App and web page records:
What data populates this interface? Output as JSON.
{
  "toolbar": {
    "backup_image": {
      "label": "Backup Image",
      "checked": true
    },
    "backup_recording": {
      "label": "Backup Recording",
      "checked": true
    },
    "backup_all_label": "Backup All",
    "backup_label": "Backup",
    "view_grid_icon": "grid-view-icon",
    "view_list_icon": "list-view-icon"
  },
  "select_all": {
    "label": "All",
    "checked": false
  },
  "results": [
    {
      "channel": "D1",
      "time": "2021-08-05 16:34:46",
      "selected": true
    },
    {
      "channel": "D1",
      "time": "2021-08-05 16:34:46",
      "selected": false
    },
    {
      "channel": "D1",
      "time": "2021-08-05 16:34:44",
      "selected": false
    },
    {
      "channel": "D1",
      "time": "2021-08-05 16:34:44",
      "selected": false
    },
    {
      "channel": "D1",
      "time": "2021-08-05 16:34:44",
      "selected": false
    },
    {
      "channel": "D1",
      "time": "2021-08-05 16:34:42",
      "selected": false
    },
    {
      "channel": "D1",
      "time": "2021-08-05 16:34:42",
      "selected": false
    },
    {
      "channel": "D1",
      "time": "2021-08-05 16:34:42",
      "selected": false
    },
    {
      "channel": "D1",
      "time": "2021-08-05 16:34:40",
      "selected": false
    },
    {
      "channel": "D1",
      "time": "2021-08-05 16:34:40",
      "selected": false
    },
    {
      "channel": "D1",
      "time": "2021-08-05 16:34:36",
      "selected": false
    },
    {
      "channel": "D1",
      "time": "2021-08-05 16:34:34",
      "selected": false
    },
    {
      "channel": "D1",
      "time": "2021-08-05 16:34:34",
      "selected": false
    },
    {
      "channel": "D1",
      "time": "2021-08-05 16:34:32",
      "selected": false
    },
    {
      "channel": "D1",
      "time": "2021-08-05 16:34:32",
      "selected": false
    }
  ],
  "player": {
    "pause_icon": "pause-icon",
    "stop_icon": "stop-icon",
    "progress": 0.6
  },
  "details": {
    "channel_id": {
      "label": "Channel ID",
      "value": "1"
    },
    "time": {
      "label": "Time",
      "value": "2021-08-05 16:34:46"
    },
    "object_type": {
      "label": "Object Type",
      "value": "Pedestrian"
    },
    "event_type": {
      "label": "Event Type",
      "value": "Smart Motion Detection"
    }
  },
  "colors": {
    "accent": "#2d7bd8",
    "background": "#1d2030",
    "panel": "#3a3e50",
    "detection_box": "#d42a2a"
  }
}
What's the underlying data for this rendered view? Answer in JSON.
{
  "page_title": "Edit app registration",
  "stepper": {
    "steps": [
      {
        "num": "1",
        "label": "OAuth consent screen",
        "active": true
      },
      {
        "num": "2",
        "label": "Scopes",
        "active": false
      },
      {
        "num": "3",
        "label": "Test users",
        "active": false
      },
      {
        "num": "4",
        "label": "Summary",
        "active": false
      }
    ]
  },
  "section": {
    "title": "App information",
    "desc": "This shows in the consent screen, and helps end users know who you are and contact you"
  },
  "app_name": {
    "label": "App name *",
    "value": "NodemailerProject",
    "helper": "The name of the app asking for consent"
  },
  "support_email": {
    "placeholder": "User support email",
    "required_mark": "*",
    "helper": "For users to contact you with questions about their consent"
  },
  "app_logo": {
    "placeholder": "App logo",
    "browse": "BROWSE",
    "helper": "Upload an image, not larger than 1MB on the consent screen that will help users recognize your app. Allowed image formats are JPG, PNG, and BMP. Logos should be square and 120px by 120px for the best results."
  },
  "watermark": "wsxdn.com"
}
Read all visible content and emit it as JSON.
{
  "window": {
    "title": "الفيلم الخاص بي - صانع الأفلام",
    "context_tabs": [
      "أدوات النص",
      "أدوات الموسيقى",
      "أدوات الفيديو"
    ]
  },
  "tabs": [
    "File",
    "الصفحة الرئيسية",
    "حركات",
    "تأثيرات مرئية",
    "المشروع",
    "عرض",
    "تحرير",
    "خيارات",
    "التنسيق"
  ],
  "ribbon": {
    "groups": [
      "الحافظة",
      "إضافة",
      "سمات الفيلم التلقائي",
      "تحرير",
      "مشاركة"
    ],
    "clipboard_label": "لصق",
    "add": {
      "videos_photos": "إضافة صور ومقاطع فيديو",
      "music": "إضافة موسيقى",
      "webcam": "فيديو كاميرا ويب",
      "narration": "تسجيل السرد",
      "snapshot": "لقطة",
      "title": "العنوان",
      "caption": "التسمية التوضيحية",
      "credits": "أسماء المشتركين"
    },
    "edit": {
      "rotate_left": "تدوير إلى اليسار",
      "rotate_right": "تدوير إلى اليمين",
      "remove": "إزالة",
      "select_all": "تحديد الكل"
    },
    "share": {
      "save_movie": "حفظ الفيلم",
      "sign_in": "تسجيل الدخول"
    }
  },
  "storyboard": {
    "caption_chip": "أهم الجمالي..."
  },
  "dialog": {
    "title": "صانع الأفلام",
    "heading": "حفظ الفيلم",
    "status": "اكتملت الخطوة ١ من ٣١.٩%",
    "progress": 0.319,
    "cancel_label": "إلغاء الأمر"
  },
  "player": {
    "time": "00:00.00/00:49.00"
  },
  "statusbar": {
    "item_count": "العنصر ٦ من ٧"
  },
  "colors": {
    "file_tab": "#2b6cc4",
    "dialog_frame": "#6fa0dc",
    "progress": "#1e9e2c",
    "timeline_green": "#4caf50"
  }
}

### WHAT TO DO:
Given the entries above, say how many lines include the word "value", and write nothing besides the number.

### REPLY TO THE EXERCISE:
5